■ EXERCISE DATA
____

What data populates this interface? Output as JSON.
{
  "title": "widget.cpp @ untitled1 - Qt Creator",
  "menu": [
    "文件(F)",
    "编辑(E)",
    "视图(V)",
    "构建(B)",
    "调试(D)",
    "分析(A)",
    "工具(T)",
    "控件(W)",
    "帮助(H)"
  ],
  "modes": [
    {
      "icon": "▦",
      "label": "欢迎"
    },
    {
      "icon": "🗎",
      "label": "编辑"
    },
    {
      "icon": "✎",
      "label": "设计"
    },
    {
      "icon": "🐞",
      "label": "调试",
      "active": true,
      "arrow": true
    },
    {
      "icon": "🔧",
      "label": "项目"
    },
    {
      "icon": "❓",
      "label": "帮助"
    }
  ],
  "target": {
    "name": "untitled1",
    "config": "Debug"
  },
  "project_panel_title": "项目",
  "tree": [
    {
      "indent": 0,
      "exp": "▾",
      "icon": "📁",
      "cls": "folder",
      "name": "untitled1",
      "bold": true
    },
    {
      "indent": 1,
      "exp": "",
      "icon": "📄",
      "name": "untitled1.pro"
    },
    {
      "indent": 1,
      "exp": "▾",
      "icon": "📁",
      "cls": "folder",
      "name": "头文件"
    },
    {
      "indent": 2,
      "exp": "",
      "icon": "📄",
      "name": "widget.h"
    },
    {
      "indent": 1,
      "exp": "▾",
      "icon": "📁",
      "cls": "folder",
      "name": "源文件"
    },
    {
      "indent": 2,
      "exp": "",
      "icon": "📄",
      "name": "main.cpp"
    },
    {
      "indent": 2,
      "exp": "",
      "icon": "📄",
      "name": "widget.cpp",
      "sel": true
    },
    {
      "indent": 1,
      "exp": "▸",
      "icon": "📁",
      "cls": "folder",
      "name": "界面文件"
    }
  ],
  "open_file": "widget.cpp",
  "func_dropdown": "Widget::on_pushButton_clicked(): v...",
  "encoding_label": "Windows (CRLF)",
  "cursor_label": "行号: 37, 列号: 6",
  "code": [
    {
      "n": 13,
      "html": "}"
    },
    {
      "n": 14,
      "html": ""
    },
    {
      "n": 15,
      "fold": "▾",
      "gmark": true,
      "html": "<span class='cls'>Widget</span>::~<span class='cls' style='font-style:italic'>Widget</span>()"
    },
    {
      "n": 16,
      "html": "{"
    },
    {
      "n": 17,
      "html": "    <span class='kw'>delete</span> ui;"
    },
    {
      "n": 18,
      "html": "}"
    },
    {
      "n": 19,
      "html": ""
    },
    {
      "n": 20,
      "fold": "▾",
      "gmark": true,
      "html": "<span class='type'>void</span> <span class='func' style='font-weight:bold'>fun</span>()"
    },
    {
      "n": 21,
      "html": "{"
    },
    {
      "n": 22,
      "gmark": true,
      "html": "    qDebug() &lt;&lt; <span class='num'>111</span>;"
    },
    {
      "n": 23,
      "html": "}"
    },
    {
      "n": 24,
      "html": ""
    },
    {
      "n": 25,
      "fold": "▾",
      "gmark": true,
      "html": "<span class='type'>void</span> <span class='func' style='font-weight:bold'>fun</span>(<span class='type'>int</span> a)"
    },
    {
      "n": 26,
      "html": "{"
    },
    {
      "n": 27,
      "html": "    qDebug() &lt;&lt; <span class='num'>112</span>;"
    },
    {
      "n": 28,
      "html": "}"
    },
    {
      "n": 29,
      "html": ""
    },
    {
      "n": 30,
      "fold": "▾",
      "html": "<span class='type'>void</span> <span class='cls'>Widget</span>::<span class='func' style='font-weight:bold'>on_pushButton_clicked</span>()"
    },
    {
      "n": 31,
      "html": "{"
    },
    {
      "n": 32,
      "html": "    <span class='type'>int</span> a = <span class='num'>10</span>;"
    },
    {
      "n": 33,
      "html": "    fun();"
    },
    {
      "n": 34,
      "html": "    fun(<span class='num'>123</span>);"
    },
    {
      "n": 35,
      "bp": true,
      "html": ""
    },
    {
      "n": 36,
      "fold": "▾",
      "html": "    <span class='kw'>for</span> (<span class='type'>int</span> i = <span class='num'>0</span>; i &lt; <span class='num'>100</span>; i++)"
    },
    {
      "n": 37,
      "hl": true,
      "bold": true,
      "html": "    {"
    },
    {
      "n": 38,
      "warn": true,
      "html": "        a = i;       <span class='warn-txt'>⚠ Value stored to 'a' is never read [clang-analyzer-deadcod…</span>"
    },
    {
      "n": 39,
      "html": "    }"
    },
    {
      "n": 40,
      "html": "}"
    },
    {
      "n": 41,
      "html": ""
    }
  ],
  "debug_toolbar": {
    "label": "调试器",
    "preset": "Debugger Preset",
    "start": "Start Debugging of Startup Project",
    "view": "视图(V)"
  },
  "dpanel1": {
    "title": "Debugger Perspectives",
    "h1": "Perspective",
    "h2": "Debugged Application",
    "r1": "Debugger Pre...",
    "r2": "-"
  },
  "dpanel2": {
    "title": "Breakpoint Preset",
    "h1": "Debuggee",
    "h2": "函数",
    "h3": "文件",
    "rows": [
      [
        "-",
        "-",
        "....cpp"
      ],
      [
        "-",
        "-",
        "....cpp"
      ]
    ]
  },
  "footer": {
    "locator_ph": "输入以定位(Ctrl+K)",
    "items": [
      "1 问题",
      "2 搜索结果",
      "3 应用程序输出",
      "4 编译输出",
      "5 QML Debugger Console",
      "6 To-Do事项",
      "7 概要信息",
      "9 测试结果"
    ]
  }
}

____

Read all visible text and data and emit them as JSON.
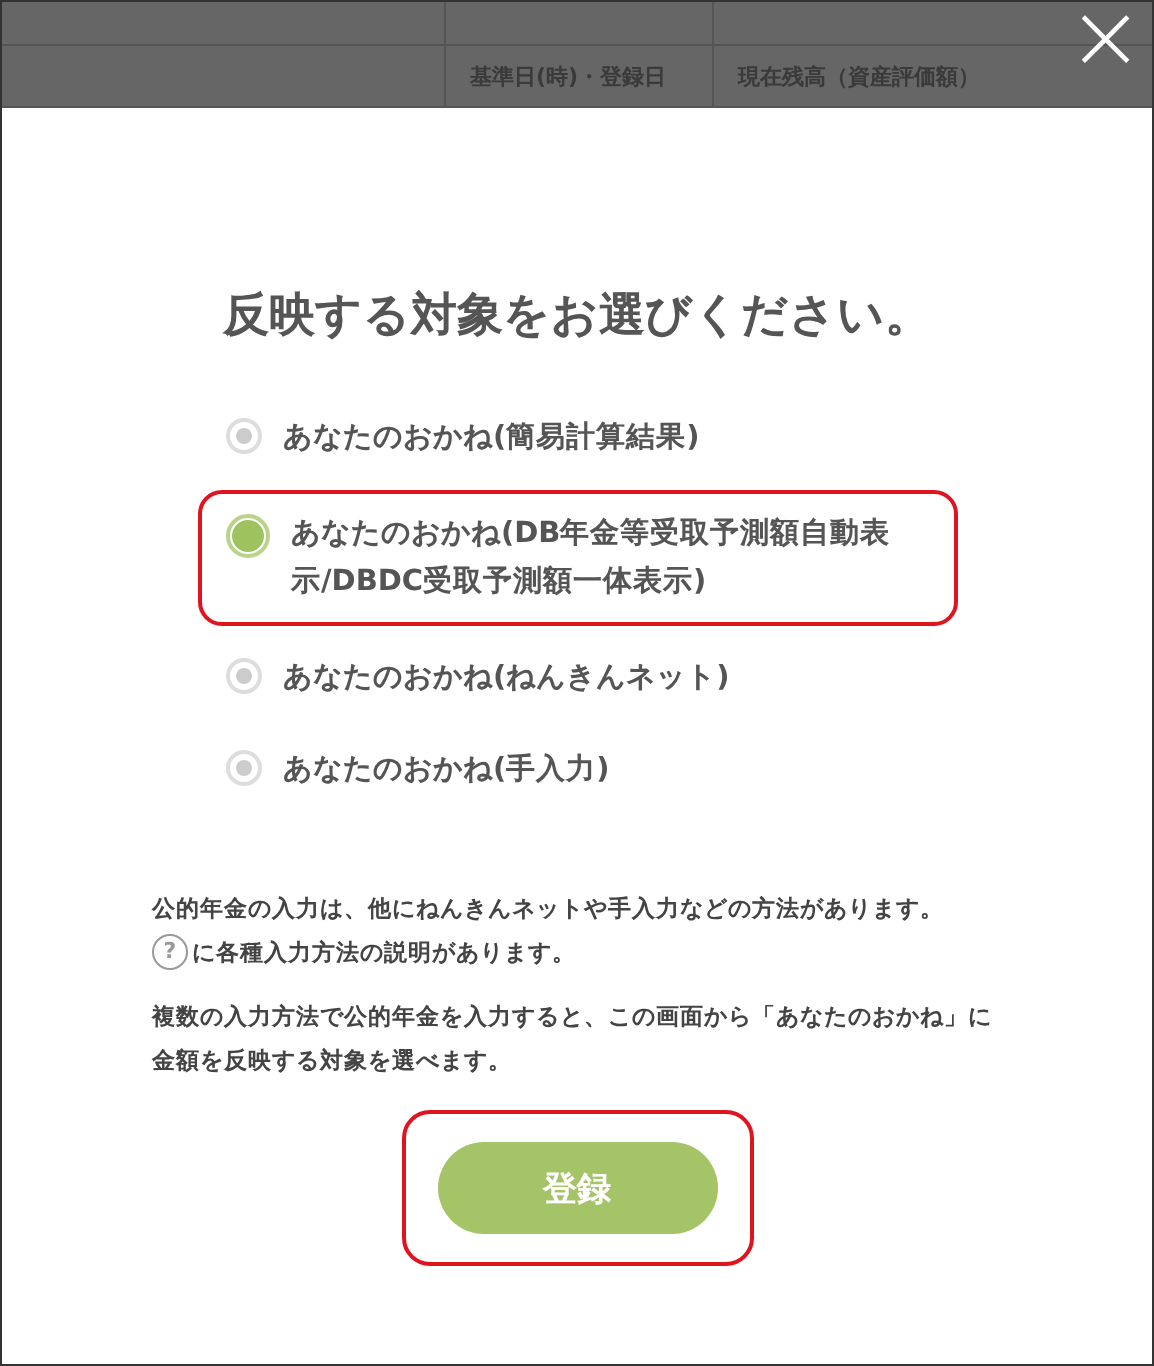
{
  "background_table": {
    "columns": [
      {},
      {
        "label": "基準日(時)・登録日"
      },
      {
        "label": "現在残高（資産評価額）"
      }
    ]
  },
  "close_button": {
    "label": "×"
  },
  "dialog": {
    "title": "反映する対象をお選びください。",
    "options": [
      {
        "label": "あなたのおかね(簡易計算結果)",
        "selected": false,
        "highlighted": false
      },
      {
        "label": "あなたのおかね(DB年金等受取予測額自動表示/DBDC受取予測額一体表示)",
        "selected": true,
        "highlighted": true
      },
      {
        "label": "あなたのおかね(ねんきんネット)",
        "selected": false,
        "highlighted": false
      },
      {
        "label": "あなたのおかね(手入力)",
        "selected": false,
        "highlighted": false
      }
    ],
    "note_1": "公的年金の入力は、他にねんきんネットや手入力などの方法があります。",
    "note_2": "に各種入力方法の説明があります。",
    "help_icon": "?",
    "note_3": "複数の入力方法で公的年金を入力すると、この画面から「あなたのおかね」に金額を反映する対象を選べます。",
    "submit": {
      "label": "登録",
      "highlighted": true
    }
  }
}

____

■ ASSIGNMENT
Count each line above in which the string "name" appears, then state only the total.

■ SOLUTION
9